_EXERCISE DESCRIPTION_
Each line of the listing that includes the string "timestamp" needs to be located and copied.

_RECORDS SHOWN_
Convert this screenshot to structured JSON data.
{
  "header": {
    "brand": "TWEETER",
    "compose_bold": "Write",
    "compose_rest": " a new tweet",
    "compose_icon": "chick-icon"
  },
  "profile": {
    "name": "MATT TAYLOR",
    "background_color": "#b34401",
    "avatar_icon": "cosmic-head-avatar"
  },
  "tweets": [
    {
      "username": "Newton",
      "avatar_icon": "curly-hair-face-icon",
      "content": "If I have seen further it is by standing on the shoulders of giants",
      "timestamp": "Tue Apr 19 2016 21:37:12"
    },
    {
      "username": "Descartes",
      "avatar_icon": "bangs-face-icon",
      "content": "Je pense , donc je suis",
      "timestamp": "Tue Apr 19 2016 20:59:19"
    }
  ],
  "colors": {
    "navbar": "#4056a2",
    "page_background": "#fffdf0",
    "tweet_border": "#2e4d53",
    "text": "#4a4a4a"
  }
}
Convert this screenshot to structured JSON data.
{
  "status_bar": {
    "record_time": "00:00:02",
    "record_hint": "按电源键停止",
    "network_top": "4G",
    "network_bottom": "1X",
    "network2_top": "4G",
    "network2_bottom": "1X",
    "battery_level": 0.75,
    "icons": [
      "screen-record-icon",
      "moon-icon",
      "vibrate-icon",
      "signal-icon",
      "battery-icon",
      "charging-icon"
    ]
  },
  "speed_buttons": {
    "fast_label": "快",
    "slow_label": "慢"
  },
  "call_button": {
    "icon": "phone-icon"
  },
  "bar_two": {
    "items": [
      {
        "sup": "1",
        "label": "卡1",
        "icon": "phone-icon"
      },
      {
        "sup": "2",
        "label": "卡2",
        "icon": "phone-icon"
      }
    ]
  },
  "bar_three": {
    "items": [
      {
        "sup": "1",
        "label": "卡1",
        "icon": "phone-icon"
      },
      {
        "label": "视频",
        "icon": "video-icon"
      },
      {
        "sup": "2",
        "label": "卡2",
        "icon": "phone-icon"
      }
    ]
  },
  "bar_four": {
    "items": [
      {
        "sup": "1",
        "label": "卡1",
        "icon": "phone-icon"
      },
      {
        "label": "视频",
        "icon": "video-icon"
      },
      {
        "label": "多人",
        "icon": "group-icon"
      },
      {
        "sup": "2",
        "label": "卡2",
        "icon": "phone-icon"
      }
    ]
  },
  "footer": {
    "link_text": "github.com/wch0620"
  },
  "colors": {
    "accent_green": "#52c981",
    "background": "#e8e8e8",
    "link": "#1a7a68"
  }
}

_SOLUTION BELOW_
      "timestamp": "Tue Apr 19 2016 21:37:12"
      "timestamp": "Tue Apr 19 2016 20:59:19"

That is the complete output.